CEE Statement: Saint Paul adopts benchmarking for large buildings

Jan 24, 2020


CEE applauds the Saint Paul City Council's adoption of an official benchmarking ordinance to require owners of large commercial and multifamily buildings to formally track building energy and water consumption.

In accordance with the Council's invitation for public testimony, on January 15 CEE's president Chris Duffrin submitted the following message in support of the resolution, which passed with a unanimous 7-0 vote on Wednesday, January 22, 2020:

On behalf of Center for Energy and Environment (CEE), I am writing to urge your support for ordinance 19-81, a proposal requiring the energy benchmarking of large buildings in Saint Paul. Our organization has worked with city staff and has met with dozens of stakeholders over the last two years to help build understanding and support for this proposal.

In an effort to meet climate goals, cities have enacted benchmarking polices as an early step to encourage carbon reductions in the large building sector. While the policy trend began with larger cities, over 30 U.S. cities now require large building benchmarking and disclosure and several smaller cities have followed suit. Locally, Minneapolis, Edina, and Saint Louis Park now have policies in place.

Large buildings represent a critical sector to engage in climate change efforts. In Saint Paul, 42% of all greenhouse gas emissions come from its commercial and industrial sector. To meet the goals in your recently adopted Climate Action Plan, Saint Paul and its key partners will need to engage and educate commercial building owners on their energy use and how they can utilize programs and financing to make their buildings more efficient. According to the plan, participation in utility commercial efficiency programs will need to triple in order to meet emission goals. A uniform, city-wide benchmarking policy is a good first step to help building owners measure and learn how they can make energy efficient investments and adopt best practices.

In our work to engage Saint Paul’s building owners, we found that many of them already benchmark their buildings and this requirement will not entail any extra work. Several of the building owners actually see the benefit in other buildings adopting the same practices as a way to “raise the bar” on energy efficiency and improve Saint Paul’s commercial building stock. As benchmarking policies become more commonplace in major metropolitan markets and Minnesota cities, finding more ways to leverage utility efficiency investments becomes an issue of regional competitiveness. Cities with these policies attract new tenants and more investment by lowering building operating costs, increasing building values and raising environmental benefits.

Saint Paul has crafted this policy the right way. With the Mayor’s leadership, City staff created a successful voluntary effort through the “Race to Reduce” and built a collaborative culture with building owners and managers. We applaud their efforts and thank Council President Brendmoen for bringing this proposal forward.

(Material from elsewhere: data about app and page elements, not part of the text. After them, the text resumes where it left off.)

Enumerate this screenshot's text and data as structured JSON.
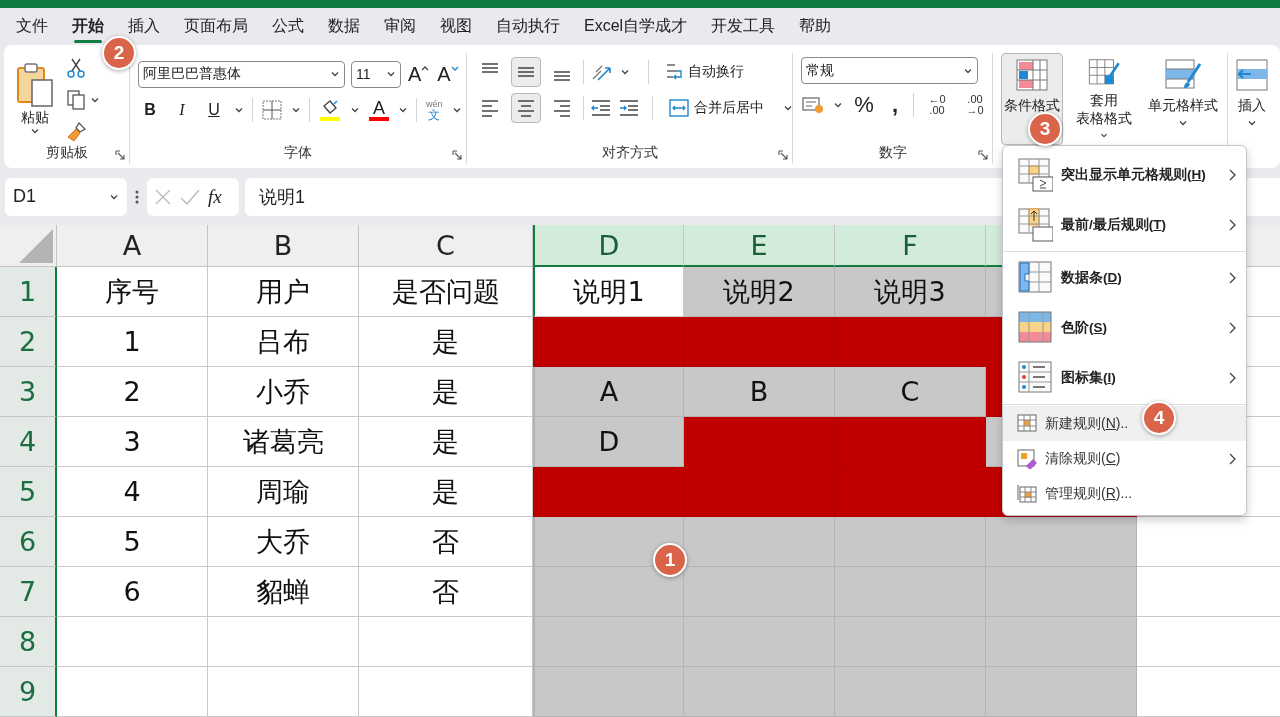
{
  "tabs": [
    {
      "label": "文件",
      "selected": false
    },
    {
      "label": "开始",
      "selected": true
    },
    {
      "label": "插入",
      "selected": false
    },
    {
      "label": "页面布局",
      "selected": false
    },
    {
      "label": "公式",
      "selected": false
    },
    {
      "label": "数据",
      "selected": false
    },
    {
      "label": "审阅",
      "selected": false
    },
    {
      "label": "视图",
      "selected": false
    },
    {
      "label": "自动执行",
      "selected": false
    },
    {
      "label": "Excel自学成才",
      "selected": false
    },
    {
      "label": "开发工具",
      "selected": false
    },
    {
      "label": "帮助",
      "selected": false
    }
  ],
  "clipboard": {
    "title": "剪贴板",
    "paste": "粘贴"
  },
  "font": {
    "title": "字体",
    "font_name": "阿里巴巴普惠体",
    "font_size": "11",
    "size_buttons": [
      "A",
      "A"
    ],
    "style_buttons": [
      "B",
      "I",
      "U"
    ],
    "color_button": "A",
    "phonetic": [
      "wén",
      "文"
    ]
  },
  "alignment": {
    "title": "对齐方式",
    "vertical": [
      {
        "selected": false
      },
      {
        "selected": true
      },
      {
        "selected": false
      }
    ],
    "horizontal": [
      {
        "selected": false
      },
      {
        "selected": true
      },
      {
        "selected": false
      }
    ],
    "wrap_text": "自动换行",
    "merge_center": "合并后居中"
  },
  "number": {
    "title": "数字",
    "format": "常规",
    "percent": "%",
    "comma": ",",
    "decimals": [
      [
        "←0",
        ".00"
      ],
      [
        ".00",
        "→0"
      ]
    ]
  },
  "styles": {
    "buttons": [
      {
        "lines": [
          "条件格式"
        ],
        "pressed": true
      },
      {
        "lines": [
          "套用",
          "表格格式"
        ],
        "pressed": false
      },
      {
        "lines": [
          "单元格样式"
        ],
        "pressed": false
      }
    ]
  },
  "cells": {
    "insert": "插入"
  },
  "formula_bar": {
    "name_box": "D1",
    "fx": "fx",
    "value": "说明1"
  },
  "sheet": {
    "columns": [
      {
        "label": "A",
        "selected": false
      },
      {
        "label": "B",
        "selected": false
      },
      {
        "label": "C",
        "selected": false
      },
      {
        "label": "D",
        "selected": true
      },
      {
        "label": "E",
        "selected": true
      },
      {
        "label": "F",
        "selected": true
      },
      {
        "selected": true
      },
      {
        "selected": false
      }
    ],
    "rows": [
      {
        "label": "1",
        "selected": true,
        "cells": [
          {
            "text": "序号"
          },
          {
            "text": "用户"
          },
          {
            "text": "是否问题"
          },
          {
            "text": "说明1"
          },
          {
            "text": "说明2",
            "color": "#c8c8c8"
          },
          {
            "text": "说明3",
            "color": "#c8c8c8"
          },
          {
            "color": "#c8c8c8"
          }
        ]
      },
      {
        "label": "2",
        "selected": true,
        "cells": [
          {
            "text": "1"
          },
          {
            "text": "吕布"
          },
          {
            "text": "是"
          },
          {
            "color": "#c00000"
          },
          {
            "color": "#c00000"
          },
          {
            "color": "#c00000"
          },
          {
            "color": "#c00000"
          }
        ]
      },
      {
        "label": "3",
        "selected": true,
        "cells": [
          {
            "text": "2"
          },
          {
            "text": "小乔"
          },
          {
            "text": "是"
          },
          {
            "text": "A",
            "color": "#c8c8c8"
          },
          {
            "text": "B",
            "color": "#c8c8c8"
          },
          {
            "text": "C",
            "color": "#c8c8c8"
          },
          {
            "color": "#c00000"
          }
        ]
      },
      {
        "label": "4",
        "selected": true,
        "cells": [
          {
            "text": "3"
          },
          {
            "text": "诸葛亮"
          },
          {
            "text": "是"
          },
          {
            "text": "D",
            "color": "#c8c8c8"
          },
          {
            "color": "#c00000"
          },
          {
            "color": "#c00000"
          },
          {
            "color": "#c8c8c8"
          }
        ]
      },
      {
        "label": "5",
        "selected": true,
        "cells": [
          {
            "text": "4"
          },
          {
            "text": "周瑜"
          },
          {
            "text": "是"
          },
          {
            "color": "#c00000"
          },
          {
            "color": "#c00000"
          },
          {
            "color": "#c00000"
          },
          {
            "color": "#c00000"
          }
        ]
      },
      {
        "label": "6",
        "selected": true,
        "cells": [
          {
            "text": "5"
          },
          {
            "text": "大乔"
          },
          {
            "text": "否"
          },
          {
            "color": "#c8c8c8"
          },
          {
            "color": "#c8c8c8"
          },
          {
            "color": "#c8c8c8"
          },
          {
            "color": "#c8c8c8"
          }
        ]
      },
      {
        "label": "7",
        "selected": true,
        "cells": [
          {
            "text": "6"
          },
          {
            "text": "貂蝉"
          },
          {
            "text": "否"
          },
          {
            "color": "#c8c8c8"
          },
          {
            "color": "#c8c8c8"
          },
          {
            "color": "#c8c8c8"
          },
          {
            "color": "#c8c8c8"
          }
        ]
      },
      {
        "label": "8",
        "selected": true,
        "cells": [
          {},
          {},
          {},
          {
            "color": "#c8c8c8"
          },
          {
            "color": "#c8c8c8"
          },
          {
            "color": "#c8c8c8"
          },
          {
            "color": "#c8c8c8"
          }
        ]
      },
      {
        "label": "9",
        "selected": true,
        "cells": [
          {},
          {},
          {},
          {
            "color": "#c8c8c8"
          },
          {
            "color": "#c8c8c8"
          },
          {
            "color": "#c8c8c8"
          },
          {
            "color": "#c8c8c8"
          }
        ]
      }
    ]
  },
  "menu": {
    "groups": [
      [
        {
          "kind": "large",
          "label": "突出显示单元格规则(H)",
          "submenu": true,
          "selected": false
        },
        {
          "kind": "large",
          "label": "最前/最后规则(T)",
          "submenu": true,
          "selected": false
        }
      ],
      [
        {
          "kind": "large",
          "label": "数据条(D)",
          "submenu": true,
          "selected": false
        },
        {
          "kind": "large",
          "label": "色阶(S)",
          "submenu": true,
          "selected": false
        },
        {
          "kind": "large",
          "label": "图标集(I)",
          "submenu": true,
          "selected": false
        }
      ],
      [
        {
          "kind": "small",
          "label": "新建规则(N)..",
          "submenu": false,
          "selected": true
        },
        {
          "kind": "small",
          "label": "清除规则(C)",
          "submenu": true,
          "selected": false
        },
        {
          "kind": "small",
          "label": "管理规则(R)...",
          "submenu": false,
          "selected": false
        }
      ]
    ]
  },
  "badges": [
    "1",
    "2",
    "3",
    "4"
  ]
}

CEE is grateful to the many local and national colleagues who joined us in support of this important ordinance, and we look forward to continuing our own efforts in service of the Race to Reduce initiative and building energy benchmarking.
 
About CEE

Center for Energy and Environment is a clean energy nonprofit with special expertise and relationships in energy efficiency that stretch back 40 years. Working in homes, businesses, and communities, CEE discovers and deploys the most effective energy solutions to strengthen the economy and improve the environment.

Media contact

Tim Hanrahan, thanrahan@mncee.org, 612-244-2419

Related links

Saint Paul Energy Benchmarking
Saint Paul Race to Reduce
Benchmarking Expertise at CEE